- **Task instructions**
How many lines of the entries below include the word "title"? Answer with the number alone.

- **Data shown**
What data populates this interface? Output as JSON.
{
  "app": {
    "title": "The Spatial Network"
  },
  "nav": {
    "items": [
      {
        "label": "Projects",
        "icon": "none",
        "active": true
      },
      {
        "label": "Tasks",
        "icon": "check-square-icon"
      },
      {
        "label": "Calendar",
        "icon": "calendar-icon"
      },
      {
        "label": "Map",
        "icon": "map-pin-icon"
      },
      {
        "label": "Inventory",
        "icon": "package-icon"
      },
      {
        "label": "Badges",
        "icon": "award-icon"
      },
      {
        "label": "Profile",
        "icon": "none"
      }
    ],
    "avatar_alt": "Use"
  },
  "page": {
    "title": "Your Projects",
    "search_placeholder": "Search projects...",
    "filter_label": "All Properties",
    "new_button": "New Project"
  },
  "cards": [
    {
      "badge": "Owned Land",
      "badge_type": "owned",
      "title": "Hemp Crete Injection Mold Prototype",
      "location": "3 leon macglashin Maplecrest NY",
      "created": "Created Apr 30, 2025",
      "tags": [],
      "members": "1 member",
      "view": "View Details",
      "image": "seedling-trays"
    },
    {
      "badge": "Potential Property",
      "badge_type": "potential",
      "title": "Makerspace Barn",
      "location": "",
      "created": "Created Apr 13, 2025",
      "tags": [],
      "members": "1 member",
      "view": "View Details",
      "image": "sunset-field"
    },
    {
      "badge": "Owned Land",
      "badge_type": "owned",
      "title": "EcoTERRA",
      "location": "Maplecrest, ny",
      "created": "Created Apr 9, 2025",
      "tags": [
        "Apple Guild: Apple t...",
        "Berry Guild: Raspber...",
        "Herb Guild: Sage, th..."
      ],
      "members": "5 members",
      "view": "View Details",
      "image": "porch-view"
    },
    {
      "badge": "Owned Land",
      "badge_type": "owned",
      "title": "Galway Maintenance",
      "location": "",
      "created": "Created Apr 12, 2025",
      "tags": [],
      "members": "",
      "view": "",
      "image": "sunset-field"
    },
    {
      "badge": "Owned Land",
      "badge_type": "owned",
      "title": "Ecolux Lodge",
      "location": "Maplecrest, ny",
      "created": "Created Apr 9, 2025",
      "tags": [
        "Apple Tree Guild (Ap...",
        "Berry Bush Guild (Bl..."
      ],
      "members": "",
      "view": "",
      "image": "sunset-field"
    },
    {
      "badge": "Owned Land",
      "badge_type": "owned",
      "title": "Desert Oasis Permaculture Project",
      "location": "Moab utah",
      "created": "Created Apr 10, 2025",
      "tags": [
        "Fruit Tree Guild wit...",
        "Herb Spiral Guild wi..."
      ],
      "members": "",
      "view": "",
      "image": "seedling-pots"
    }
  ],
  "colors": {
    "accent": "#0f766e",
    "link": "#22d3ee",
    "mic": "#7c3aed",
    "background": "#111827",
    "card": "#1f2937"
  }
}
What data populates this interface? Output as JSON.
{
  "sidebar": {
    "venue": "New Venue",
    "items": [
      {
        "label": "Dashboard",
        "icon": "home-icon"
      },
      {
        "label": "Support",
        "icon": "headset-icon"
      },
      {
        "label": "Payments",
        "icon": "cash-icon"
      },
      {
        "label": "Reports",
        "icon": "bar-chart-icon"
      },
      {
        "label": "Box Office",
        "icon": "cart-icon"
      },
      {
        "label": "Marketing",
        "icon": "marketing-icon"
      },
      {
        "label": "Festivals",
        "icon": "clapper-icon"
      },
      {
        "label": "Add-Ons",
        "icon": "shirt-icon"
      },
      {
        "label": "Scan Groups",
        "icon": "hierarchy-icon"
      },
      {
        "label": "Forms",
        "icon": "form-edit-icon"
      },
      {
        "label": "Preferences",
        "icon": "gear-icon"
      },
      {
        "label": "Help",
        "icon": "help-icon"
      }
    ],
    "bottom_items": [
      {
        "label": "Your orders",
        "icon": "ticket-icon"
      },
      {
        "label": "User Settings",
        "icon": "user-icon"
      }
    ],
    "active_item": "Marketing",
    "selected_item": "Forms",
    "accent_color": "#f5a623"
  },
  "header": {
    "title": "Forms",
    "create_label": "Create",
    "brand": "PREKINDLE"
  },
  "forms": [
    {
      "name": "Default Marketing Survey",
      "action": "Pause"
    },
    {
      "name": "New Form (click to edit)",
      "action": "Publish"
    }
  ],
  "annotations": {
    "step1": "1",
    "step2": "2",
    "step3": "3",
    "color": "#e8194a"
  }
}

- **Worked solution**
9